- INFORMATION GIVEN:
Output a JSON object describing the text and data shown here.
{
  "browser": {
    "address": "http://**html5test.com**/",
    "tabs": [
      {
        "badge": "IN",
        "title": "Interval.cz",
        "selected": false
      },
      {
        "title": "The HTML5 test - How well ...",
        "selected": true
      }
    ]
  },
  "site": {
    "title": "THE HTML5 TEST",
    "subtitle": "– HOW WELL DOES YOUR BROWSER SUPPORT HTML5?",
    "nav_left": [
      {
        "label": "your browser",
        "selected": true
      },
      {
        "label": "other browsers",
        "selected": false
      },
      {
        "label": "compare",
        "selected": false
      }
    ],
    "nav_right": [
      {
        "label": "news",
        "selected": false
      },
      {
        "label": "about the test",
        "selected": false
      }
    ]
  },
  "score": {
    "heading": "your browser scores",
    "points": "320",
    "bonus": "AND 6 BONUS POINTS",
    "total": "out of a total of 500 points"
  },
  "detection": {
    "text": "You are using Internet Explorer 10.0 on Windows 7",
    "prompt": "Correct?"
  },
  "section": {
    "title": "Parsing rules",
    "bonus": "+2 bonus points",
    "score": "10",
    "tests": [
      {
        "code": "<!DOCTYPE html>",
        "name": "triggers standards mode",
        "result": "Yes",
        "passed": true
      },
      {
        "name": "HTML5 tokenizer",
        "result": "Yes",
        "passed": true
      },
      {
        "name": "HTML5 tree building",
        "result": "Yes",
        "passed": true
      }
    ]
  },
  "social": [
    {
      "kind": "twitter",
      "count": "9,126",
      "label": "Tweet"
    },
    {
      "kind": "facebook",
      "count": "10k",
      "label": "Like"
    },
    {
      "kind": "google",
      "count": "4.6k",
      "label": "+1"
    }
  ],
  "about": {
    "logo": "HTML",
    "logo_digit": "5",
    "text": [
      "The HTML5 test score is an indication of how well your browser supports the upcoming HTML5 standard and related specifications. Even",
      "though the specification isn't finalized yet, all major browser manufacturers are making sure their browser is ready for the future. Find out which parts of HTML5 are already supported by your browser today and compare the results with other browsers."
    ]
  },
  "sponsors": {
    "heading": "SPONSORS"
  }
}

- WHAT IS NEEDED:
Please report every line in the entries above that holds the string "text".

- PROBLEM SOLUTION:
Output a JSON object describing the text and data shown here.
    "text": "You are using Internet Explorer 10.0 on Windows 7",
    "text": [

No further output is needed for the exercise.